**YOUR INSTRUCTIONS:**
With the entries below as the source, tally the lines that contain the string "title" and give the number only.

**Web page and app entries:**
Content starts

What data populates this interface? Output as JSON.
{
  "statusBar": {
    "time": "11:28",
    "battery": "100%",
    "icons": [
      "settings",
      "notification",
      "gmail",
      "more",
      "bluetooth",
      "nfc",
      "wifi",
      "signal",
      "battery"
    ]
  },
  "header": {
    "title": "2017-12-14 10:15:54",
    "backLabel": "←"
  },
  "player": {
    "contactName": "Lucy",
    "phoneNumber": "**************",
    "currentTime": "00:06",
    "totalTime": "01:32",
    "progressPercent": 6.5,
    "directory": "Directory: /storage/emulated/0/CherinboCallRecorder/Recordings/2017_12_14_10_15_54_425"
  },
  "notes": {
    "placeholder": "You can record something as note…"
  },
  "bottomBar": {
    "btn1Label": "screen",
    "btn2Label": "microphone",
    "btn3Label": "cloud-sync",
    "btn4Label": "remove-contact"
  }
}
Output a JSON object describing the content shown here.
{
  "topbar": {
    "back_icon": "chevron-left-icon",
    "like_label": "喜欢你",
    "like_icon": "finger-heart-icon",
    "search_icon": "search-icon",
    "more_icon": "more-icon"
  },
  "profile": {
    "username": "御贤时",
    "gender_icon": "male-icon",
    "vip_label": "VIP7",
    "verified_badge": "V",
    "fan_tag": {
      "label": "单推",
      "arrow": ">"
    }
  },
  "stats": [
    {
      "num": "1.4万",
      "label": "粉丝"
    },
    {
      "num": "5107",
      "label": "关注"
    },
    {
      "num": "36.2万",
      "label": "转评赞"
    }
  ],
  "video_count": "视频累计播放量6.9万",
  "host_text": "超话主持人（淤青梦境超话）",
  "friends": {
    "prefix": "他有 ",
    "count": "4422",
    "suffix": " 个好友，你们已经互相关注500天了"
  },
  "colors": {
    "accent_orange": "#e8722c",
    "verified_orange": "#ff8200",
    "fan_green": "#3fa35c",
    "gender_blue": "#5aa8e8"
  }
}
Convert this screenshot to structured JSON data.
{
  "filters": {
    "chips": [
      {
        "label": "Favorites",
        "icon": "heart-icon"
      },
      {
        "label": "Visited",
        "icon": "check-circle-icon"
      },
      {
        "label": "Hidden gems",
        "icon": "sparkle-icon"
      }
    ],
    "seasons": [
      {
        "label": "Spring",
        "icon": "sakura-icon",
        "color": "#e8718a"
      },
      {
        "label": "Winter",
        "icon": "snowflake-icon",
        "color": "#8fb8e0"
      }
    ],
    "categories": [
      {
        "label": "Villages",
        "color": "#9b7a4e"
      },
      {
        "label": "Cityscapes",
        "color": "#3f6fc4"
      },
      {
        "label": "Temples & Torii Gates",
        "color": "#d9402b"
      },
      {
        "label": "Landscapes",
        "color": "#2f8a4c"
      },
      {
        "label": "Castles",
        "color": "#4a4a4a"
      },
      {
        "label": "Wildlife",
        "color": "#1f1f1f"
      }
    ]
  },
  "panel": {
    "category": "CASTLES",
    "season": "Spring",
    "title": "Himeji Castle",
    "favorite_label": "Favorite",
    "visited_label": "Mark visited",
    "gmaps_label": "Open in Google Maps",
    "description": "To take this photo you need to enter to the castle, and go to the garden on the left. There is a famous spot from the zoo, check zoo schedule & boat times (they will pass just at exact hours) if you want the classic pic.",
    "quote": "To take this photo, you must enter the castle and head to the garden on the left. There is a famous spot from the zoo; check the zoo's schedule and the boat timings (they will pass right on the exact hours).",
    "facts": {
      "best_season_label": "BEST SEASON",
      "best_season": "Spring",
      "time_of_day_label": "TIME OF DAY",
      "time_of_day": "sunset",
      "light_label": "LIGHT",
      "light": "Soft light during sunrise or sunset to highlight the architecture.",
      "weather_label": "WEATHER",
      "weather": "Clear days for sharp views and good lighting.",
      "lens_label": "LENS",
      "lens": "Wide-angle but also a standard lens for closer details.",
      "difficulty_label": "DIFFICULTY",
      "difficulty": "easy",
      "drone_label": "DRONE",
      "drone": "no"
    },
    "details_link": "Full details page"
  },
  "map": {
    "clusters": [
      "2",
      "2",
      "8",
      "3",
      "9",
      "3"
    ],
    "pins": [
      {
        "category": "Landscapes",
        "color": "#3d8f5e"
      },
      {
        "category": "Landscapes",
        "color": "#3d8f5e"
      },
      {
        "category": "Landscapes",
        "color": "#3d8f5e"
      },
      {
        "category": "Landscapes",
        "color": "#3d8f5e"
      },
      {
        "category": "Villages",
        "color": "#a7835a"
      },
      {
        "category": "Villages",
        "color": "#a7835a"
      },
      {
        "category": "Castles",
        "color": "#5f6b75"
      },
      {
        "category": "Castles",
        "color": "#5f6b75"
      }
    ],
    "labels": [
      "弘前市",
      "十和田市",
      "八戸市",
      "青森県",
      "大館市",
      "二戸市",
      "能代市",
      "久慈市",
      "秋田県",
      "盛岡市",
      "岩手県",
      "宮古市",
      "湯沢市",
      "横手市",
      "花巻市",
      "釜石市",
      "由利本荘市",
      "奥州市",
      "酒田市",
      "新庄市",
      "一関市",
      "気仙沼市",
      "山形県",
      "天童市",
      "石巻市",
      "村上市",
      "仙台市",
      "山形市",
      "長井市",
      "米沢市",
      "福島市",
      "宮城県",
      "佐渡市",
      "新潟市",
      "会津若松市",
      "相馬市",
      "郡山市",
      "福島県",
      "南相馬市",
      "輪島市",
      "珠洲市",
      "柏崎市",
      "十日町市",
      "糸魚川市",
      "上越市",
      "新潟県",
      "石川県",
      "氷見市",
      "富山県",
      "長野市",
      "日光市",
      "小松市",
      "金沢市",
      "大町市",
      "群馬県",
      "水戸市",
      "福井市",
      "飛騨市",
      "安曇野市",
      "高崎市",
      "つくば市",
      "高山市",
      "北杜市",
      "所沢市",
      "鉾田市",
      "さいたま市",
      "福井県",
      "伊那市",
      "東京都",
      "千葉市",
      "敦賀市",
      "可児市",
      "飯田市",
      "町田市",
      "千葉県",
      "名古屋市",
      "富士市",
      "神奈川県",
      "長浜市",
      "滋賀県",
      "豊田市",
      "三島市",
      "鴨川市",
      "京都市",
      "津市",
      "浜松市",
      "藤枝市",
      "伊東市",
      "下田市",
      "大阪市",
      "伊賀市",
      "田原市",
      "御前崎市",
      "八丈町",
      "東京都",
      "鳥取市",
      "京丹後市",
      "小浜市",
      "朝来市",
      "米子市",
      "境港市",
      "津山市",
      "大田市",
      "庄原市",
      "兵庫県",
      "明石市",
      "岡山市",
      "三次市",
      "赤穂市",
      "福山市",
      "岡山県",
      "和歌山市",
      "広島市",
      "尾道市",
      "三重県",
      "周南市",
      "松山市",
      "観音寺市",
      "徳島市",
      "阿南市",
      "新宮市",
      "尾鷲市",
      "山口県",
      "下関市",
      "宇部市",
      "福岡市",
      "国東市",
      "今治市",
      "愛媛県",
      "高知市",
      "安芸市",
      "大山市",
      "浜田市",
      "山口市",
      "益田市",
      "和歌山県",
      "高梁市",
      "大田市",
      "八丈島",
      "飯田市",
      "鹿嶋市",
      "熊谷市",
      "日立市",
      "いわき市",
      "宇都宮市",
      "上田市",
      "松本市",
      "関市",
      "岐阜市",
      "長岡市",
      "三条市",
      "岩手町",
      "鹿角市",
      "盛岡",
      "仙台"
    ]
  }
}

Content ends

**SOLUTION TO THE EXERCISE:**
2